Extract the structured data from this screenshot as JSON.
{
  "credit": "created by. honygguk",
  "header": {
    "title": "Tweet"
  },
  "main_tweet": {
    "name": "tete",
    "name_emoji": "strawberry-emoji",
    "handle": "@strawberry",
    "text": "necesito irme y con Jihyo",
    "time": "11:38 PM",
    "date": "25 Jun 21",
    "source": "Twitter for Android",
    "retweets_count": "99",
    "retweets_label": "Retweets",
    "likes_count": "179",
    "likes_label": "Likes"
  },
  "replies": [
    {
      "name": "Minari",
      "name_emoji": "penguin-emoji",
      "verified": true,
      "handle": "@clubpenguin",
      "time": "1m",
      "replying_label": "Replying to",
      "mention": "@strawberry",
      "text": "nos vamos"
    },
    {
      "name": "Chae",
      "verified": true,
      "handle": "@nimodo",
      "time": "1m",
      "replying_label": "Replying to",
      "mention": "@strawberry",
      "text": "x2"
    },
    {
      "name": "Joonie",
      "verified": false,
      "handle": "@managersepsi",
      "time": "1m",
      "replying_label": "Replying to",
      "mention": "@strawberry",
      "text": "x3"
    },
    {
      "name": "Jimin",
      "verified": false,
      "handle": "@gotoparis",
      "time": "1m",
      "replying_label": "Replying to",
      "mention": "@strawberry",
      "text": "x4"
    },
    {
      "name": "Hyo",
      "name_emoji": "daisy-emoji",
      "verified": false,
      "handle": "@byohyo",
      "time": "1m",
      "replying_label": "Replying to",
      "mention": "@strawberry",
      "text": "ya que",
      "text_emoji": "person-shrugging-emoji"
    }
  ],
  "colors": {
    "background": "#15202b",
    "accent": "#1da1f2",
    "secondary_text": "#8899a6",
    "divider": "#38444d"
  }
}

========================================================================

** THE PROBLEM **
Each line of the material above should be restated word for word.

** YOUR SOLUTION **
Extract the structured data from this screenshot as JSON.
{
  "credit": "created by. honygguk",
  "header": {
    "title": "Tweet"
  },
  "main_tweet": {
    "name": "tete",
    "name_emoji": "strawberry-emoji",
    "handle": "@strawberry",
    "text": "necesito irme y con Jihyo",
    "time": "11:38 PM",
    "date": "25 Jun 21",
    "source": "Twitter for Android",
    "retweets_count": "99",
    "retweets_label": "Retweets",
    "likes_count": "179",
    "likes_label": "Likes"
  },
  "replies": [
    {
      "name": "Minari",
      "name_emoji": "penguin-emoji",
      "verified": true,
      "handle": "@clubpenguin",
      "time": "1m",
      "replying_label": "Replying to",
      "mention": "@strawberry",
      "text": "nos vamos"
    },
    {
      "name": "Chae",
      "verified": true,
      "handle": "@nimodo",
      "time": "1m",
      "replying_label": "Replying to",
      "mention": "@strawberry",
      "text": "x2"
    },
    {
      "name": "Joonie",
      "verified": false,
      "handle": "@managersepsi",
      "time": "1m",
      "replying_label": "Replying to",
      "mention": "@strawberry",
      "text": "x3"
    },
    {
      "name": "Jimin",
      "verified": false,
      "handle": "@gotoparis",
      "time": "1m",
      "replying_label": "Replying to",
      "mention": "@strawberry",
      "text": "x4"
    },
    {
      "name": "Hyo",
      "name_emoji": "daisy-emoji",
      "verified": false,
      "handle": "@byohyo",
      "time": "1m",
      "replying_label": "Replying to",
      "mention": "@strawberry",
      "text": "ya que",
      "text_emoji": "person-shrugging-emoji"
    }
  ],
  "colors": {
    "background": "#15202b",
    "accent": "#1da1f2",
    "secondary_text": "#8899a6",
    "divider": "#38444d"
  }
}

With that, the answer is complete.